Records supplied:
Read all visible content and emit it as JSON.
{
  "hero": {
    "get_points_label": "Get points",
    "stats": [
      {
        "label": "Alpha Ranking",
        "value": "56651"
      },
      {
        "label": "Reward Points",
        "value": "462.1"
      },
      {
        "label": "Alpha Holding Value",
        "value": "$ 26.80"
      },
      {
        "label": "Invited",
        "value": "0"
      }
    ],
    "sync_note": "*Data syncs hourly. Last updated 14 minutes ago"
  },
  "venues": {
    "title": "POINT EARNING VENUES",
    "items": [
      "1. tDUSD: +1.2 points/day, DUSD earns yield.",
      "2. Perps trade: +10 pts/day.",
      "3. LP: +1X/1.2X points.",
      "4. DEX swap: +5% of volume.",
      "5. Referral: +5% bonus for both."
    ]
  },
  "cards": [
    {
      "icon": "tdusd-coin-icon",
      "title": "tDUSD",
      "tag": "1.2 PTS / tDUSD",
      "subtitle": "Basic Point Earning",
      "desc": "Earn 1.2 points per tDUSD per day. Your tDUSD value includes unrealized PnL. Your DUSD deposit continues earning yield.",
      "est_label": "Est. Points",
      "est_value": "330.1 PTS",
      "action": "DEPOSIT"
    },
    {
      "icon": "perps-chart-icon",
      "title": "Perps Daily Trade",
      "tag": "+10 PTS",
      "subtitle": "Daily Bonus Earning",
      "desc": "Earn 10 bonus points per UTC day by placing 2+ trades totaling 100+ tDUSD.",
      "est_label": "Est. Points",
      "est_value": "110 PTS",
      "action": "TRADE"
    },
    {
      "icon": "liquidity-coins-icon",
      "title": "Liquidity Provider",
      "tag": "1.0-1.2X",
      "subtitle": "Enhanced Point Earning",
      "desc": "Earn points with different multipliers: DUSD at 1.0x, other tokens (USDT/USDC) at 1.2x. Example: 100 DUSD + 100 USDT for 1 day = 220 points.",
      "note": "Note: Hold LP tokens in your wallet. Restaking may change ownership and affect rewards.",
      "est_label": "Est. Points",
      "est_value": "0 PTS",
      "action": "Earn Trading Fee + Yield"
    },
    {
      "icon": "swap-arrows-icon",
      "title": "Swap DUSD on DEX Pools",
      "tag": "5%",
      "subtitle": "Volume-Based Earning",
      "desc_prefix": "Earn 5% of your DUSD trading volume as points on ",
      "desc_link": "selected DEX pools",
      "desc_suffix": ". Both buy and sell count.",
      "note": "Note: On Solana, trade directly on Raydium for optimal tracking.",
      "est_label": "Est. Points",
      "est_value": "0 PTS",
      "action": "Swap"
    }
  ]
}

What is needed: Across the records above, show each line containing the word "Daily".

Output for this task:
      "title": "Perps Daily Trade",
      "subtitle": "Daily Bonus Earning",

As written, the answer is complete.